Exercise aim: Copy out every line below without alteration.

Records supplied:
------------
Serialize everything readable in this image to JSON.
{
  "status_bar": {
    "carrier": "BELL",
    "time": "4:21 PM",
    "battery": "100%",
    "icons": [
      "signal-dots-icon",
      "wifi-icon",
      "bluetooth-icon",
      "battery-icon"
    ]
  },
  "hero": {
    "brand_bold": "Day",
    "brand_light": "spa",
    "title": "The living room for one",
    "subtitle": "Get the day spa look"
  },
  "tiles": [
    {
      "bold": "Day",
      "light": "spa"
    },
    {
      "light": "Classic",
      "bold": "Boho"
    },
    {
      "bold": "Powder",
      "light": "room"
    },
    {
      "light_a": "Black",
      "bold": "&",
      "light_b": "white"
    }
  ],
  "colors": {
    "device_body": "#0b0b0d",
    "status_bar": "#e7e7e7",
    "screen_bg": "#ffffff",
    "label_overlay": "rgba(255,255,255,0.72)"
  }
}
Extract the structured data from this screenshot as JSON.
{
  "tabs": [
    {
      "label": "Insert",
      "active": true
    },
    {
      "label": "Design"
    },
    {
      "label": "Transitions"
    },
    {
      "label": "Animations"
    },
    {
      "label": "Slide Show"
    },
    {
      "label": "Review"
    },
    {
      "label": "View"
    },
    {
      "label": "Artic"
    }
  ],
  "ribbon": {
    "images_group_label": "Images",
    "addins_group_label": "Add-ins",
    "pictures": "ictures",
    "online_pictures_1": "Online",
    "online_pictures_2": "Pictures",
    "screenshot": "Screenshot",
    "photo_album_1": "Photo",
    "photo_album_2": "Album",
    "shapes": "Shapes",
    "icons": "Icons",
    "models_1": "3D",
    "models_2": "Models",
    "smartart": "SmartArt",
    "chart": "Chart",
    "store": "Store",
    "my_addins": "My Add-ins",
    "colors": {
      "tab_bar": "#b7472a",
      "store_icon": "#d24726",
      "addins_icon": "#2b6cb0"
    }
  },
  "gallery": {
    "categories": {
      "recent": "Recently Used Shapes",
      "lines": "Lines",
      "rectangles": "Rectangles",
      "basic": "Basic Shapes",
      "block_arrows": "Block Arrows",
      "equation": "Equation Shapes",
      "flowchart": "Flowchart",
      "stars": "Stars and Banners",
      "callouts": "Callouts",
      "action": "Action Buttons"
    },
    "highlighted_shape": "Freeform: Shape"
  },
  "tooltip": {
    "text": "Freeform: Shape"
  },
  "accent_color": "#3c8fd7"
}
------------
Result of this exercise:
Serialize everything readable in this image to JSON.
{
  "status_bar": {
    "carrier": "BELL",
    "time": "4:21 PM",
    "battery": "100%",
    "icons": [
      "signal-dots-icon",
      "wifi-icon",
      "bluetooth-icon",
      "battery-icon"
    ]
  },
  "hero": {
    "brand_bold": "Day",
    "brand_light": "spa",
    "title": "The living room for one",
    "subtitle": "Get the day spa look"
  },
  "tiles": [
    {
      "bold": "Day",
      "light": "spa"
    },
    {
      "light": "Classic",
      "bold": "Boho"
    },
    {
      "bold": "Powder",
      "light": "room"
    },
    {
      "light_a": "Black",
      "bold": "&",
      "light_b": "white"
    }
  ],
  "colors": {
    "device_body": "#0b0b0d",
    "status_bar": "#e7e7e7",
    "screen_bg": "#ffffff",
    "label_overlay": "rgba(255,255,255,0.72)"
  }
}
Extract the structured data from this screenshot as JSON.
{
  "tabs": [
    {
      "label": "Insert",
      "active": true
    },
    {
      "label": "Design"
    },
    {
      "label": "Transitions"
    },
    {
      "label": "Animations"
    },
    {
      "label": "Slide Show"
    },
    {
      "label": "Review"
    },
    {
      "label": "View"
    },
    {
      "label": "Artic"
    }
  ],
  "ribbon": {
    "images_group_label": "Images",
    "addins_group_label": "Add-ins",
    "pictures": "ictures",
    "online_pictures_1": "Online",
    "online_pictures_2": "Pictures",
    "screenshot": "Screenshot",
    "photo_album_1": "Photo",
    "photo_album_2": "Album",
    "shapes": "Shapes",
    "icons": "Icons",
    "models_1": "3D",
    "models_2": "Models",
    "smartart": "SmartArt",
    "chart": "Chart",
    "store": "Store",
    "my_addins": "My Add-ins",
    "colors": {
      "tab_bar": "#b7472a",
      "store_icon": "#d24726",
      "addins_icon": "#2b6cb0"
    }
  },
  "gallery": {
    "categories": {
      "recent": "Recently Used Shapes",
      "lines": "Lines",
      "rectangles": "Rectangles",
      "basic": "Basic Shapes",
      "block_arrows": "Block Arrows",
      "equation": "Equation Shapes",
      "flowchart": "Flowchart",
      "stars": "Stars and Banners",
      "callouts": "Callouts",
      "action": "Action Buttons"
    },
    "highlighted_shape": "Freeform: Shape"
  },
  "tooltip": {
    "text": "Freeform: Shape"
  },
  "accent_color": "#3c8fd7"
}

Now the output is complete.